• "Bach wonders: yes, this is hellaciously monotonous, but what if I multiply these eight notes by four, 8 x 8 x 8 x 8, making 32 total, creating a larger symmetry, giving the harmony some space to breathe? And then what if I write some real canons, not this pathetic excuse? I know everyone discusses the Goldbergs as if born from the mind of God in some beautiful Olympian harmony-paradise. But here's another way to frame it: Bach set out to write something less boring than one of the most boring pieces ever written. And he succeeded. If the Handel Variations are Last Year at Marienbad, the Goldbergs are Die Hard." Spoiler: Jeremy Denk doesn't really hate the Goldberg Variations. But boy, can he both write – and play the piano.
  • "My class handouts grew into a crude PDF textbook, which somehow escaped the walls of the school. Emails began to arrive asking me to conduct workshops. An editor at Routledge, invited me to elevate my drawings and prose to a publishable state, and the result was Handmade Electronic Music — The Art of Hardware Hacking" Might have to get this.
  • "I’m not asking for the world here. I really don’t think I am. I would merely like to suggest some manners, no different to those used by anyone out there who wouldn’t walk in front of someone engaged with a painting in an art gallery, or emit a loud noise during the crucial speech in a play. Music needs a certain environment and respect to have full effect. And no – that is not, not, elitist." I, too, could have punched the man – it was clearly a man – who, in what seemed like an attempt to show off about just how much he enjoyed the performance, was early to the gun. Why not let it breathe? Why not let it sit? Currie's description of applause as a train you get led onto is particularly good, as is his point about how applause-whenever can have its place. But there were only two people who should have been making Contacts with things at that point of the concert, and they were both on stage.
  • Nice article from Tom Phillips on a potted history of graphic scores – with a rather good gallery "attached", buried in the Guardian's IA.
  • "I was no boy naturalist, unlike Pokémon creator Satoshi Tajiri – whose collecting habits earned him the nickname Dr Bug among friends. And yet I vividly remember catching my first tadpole in a Golden Wonder crisp packet, then cradling this sloppy pouch all the way home to a sluiced-out jam jar. When you know Tajiri wanted to make a game to communicate his joy in catching insects as a boy, and look at Pokémon, it is impossible not to feel how powerfully he succeeded." A really lovely piece of games writing, about breeding and trafficking Pokémon as an adult – but, secretly, about the appeal of the series to players of all ages.

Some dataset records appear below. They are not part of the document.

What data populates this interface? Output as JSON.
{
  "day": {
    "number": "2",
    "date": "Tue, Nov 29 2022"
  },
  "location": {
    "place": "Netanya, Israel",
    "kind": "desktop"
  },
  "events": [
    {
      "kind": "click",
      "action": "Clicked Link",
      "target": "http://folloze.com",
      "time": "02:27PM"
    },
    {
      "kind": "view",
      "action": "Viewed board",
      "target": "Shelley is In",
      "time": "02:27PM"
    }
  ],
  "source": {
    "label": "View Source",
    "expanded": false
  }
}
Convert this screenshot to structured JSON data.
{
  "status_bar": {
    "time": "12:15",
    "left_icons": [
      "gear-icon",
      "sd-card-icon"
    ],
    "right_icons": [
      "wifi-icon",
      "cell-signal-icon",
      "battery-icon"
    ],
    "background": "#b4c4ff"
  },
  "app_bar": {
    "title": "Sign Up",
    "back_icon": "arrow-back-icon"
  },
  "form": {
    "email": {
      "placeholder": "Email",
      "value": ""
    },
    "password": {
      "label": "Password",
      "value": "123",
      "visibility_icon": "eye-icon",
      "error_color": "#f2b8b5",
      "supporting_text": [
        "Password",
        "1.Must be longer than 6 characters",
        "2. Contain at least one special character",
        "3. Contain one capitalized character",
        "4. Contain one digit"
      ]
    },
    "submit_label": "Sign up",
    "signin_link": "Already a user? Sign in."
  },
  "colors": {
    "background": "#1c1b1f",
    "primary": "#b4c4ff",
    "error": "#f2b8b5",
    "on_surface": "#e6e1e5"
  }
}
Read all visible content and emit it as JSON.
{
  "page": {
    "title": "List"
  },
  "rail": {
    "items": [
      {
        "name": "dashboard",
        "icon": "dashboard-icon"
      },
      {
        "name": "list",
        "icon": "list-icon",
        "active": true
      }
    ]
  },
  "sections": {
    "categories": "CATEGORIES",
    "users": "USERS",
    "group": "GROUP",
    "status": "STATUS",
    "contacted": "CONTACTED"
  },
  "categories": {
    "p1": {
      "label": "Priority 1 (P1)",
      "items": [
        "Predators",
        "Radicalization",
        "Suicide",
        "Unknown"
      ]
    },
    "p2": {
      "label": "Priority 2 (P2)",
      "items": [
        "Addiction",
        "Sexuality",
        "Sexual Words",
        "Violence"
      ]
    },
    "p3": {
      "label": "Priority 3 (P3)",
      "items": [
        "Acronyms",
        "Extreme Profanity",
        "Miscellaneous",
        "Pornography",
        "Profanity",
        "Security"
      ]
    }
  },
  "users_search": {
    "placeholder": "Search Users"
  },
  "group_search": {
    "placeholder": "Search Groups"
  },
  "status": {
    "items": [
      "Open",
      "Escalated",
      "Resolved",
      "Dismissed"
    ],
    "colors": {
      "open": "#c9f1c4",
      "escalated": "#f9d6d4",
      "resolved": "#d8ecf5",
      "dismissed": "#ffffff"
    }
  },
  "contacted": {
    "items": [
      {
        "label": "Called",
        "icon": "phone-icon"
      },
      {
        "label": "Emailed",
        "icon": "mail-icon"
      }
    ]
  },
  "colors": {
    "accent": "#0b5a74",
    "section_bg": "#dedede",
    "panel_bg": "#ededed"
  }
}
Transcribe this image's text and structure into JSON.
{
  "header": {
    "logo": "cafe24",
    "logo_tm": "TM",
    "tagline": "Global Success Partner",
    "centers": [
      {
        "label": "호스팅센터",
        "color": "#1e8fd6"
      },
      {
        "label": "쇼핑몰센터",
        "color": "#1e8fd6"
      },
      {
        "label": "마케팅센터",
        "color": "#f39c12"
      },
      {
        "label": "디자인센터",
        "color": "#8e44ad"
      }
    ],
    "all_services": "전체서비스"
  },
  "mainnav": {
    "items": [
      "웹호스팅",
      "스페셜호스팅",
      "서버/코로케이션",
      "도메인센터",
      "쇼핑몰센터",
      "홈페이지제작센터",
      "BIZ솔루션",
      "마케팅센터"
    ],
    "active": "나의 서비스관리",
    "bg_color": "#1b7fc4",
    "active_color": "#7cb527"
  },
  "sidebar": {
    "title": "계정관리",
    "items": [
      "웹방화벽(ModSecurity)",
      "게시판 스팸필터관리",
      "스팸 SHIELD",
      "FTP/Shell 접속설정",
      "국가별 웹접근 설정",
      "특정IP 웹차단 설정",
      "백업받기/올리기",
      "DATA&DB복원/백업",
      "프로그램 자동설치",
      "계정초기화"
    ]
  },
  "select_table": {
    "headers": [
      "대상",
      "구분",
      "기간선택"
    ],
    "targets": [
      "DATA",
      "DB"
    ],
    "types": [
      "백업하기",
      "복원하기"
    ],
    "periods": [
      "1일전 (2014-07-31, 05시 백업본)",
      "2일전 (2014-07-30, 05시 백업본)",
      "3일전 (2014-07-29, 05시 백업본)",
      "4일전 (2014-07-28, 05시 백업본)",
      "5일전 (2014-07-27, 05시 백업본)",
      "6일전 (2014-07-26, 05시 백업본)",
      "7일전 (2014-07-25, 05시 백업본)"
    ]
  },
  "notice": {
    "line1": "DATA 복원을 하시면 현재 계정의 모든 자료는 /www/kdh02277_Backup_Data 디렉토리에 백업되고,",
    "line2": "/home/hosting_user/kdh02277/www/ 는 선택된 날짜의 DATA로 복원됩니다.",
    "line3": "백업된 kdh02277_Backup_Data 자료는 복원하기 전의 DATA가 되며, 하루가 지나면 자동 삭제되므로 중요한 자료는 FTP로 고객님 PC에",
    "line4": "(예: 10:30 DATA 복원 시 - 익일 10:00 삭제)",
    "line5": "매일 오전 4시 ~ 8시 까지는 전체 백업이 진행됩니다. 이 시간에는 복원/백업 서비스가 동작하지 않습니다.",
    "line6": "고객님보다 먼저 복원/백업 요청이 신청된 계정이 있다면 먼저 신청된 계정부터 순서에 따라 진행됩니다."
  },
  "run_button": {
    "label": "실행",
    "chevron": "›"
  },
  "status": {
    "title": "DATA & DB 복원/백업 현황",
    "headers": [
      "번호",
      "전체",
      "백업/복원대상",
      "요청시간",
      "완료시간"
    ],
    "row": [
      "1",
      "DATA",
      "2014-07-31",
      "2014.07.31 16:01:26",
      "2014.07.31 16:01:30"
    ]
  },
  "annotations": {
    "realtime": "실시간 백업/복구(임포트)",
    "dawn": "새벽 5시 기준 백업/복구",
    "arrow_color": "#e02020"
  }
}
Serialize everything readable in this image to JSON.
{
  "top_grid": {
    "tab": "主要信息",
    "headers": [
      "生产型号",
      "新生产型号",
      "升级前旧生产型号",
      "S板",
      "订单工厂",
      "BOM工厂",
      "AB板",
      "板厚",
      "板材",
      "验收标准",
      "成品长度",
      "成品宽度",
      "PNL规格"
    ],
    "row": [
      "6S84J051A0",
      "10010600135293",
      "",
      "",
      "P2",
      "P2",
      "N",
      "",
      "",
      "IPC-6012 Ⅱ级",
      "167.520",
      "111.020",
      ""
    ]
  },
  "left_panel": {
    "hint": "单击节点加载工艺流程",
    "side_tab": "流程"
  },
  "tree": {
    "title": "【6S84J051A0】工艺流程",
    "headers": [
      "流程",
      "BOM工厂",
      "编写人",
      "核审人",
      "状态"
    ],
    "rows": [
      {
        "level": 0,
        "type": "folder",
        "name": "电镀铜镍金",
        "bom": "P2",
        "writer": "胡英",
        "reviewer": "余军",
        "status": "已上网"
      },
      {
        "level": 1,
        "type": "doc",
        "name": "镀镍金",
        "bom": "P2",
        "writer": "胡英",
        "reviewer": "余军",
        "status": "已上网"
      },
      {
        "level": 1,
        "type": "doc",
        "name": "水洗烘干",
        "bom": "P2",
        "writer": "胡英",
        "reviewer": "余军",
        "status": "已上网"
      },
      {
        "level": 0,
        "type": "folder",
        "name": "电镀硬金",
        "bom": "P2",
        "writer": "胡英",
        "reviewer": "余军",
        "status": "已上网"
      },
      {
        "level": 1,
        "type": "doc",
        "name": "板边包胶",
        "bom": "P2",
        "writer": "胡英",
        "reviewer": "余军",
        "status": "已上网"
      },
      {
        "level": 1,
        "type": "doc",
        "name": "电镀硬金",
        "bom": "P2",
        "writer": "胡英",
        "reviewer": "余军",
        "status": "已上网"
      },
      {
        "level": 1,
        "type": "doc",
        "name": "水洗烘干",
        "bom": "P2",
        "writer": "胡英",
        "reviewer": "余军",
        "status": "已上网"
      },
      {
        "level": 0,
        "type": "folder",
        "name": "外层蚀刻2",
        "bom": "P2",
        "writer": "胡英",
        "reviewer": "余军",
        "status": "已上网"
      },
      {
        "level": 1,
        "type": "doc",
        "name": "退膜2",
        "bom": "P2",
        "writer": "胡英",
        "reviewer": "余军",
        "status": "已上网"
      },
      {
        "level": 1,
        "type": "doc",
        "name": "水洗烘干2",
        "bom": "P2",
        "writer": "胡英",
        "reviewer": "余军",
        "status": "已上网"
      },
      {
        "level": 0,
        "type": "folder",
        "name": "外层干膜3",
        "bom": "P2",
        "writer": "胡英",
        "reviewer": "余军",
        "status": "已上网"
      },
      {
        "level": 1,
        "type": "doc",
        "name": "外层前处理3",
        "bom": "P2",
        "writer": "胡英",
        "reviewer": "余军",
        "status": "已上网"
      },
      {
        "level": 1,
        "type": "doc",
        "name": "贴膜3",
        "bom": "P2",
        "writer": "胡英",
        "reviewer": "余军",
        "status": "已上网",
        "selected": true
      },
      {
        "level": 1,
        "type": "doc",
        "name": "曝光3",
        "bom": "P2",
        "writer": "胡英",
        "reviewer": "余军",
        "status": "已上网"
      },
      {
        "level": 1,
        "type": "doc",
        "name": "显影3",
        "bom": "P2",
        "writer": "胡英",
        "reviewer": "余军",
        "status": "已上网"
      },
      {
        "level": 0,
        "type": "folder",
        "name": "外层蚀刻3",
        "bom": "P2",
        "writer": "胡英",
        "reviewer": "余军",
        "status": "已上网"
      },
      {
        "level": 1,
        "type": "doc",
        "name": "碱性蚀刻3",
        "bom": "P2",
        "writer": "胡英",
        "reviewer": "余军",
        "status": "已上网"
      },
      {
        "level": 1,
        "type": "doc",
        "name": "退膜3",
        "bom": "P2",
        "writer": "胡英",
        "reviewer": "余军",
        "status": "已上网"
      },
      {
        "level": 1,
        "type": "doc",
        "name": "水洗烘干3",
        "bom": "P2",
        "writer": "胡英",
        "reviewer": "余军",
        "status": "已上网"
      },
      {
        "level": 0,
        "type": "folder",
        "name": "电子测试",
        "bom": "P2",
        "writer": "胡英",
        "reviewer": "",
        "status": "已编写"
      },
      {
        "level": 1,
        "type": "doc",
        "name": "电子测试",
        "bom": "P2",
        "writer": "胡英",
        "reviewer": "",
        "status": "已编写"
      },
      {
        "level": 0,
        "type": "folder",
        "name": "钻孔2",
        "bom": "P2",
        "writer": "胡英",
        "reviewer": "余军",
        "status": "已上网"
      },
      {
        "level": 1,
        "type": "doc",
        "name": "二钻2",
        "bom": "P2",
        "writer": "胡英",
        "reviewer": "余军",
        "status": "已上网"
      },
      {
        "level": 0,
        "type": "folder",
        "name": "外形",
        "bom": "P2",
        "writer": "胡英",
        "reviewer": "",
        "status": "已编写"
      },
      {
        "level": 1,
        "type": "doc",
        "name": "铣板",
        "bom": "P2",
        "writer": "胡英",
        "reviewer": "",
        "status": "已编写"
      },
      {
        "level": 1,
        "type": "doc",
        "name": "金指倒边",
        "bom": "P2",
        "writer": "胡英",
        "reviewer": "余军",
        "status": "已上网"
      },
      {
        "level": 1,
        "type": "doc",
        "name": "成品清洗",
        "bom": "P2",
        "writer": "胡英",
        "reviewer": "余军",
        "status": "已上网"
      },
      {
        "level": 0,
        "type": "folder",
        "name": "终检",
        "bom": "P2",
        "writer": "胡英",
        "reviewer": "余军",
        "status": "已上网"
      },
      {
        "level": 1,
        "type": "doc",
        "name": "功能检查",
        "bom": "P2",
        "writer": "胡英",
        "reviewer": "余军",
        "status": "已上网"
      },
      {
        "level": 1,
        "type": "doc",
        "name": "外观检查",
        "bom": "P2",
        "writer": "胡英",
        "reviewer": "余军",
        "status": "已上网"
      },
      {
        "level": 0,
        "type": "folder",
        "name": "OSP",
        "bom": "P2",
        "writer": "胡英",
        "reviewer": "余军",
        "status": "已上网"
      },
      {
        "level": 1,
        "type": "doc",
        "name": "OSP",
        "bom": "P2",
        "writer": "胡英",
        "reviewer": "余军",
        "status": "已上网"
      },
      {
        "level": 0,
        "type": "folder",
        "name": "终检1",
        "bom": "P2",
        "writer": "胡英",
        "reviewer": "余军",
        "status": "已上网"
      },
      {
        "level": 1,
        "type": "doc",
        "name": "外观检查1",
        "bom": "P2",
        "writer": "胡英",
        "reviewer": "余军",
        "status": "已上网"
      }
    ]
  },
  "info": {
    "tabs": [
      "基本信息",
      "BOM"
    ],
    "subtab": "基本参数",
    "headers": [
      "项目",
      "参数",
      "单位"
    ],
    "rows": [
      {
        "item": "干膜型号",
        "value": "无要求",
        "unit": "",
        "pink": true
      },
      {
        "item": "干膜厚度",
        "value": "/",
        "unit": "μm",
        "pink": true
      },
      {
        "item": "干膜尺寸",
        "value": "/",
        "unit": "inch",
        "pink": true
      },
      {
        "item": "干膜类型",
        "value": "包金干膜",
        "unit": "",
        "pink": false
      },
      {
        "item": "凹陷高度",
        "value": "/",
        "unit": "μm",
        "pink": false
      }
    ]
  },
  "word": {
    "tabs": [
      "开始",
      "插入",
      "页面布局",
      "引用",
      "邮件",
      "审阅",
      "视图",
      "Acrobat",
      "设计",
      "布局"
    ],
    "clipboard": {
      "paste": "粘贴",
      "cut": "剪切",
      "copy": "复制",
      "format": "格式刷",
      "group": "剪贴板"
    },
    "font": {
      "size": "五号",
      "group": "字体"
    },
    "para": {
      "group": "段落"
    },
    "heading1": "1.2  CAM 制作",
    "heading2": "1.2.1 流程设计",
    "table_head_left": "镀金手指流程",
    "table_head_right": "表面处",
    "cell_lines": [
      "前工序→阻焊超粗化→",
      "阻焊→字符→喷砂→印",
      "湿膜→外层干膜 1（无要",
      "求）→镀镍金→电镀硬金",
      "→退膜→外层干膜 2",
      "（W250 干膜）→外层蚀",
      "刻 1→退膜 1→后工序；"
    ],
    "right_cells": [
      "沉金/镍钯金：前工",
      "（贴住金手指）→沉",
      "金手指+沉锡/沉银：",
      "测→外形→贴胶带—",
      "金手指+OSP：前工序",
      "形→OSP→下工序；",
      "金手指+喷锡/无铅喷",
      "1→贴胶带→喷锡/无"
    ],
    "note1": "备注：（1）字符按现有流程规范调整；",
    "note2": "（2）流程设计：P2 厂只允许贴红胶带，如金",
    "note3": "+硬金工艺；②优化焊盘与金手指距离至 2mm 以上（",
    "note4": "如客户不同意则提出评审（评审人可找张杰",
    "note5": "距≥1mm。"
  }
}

  • "…the 808 is such a storied instrument in electronics. It casts a large shadow. There's whole genres based on just the kick or the snare or the cowbell sound. As soon as you turn it on and start working, you hear every single gesture that's happened in electronic music since its advent. It's this crazy machine of history, and it's really hard not to be beholden to it in that way." Daedalus on the history embedded in instruments, as part of an interview about his use of technology for Resident Advisor.
  • "Gor is a simple http traffic replication tool written in Go. Its main goal is to replay traffic from production servers to staging and dev environments." Handy to know about.
  • "While collaborating with the geniuses at Bot & Dolly in beautiful San Francisco, Munkowitz was tasked to Design Direct a truly unique piece called BOX.. The piece was originally supposed to function as a Technology Demo, but Munkowitz and the team quickly realized it's visual potential and transformed it into a Design and Performance Piece… The resulting short film is a one-of-a-kind visual and technological achievement due to the very special combination of talent and gear behind the doors of the B&D facility…" Projection mapping and motion control all at once; very clever, sure. But it's the art direction of the whole performance (and the camera's dollybot is very much part of that) that really grabbed me – especially 'Escape'.
  • ""Prisms" is fully algorithmic. There are no cuts, just one continuous generative animation. All decisions (camera work, movements, formations, etc…) are made by my system's interpretation of the audio track. My work was creating the system and then curating its output or, to put it another way, I just wrote a computer algorithm, and the computer did it all."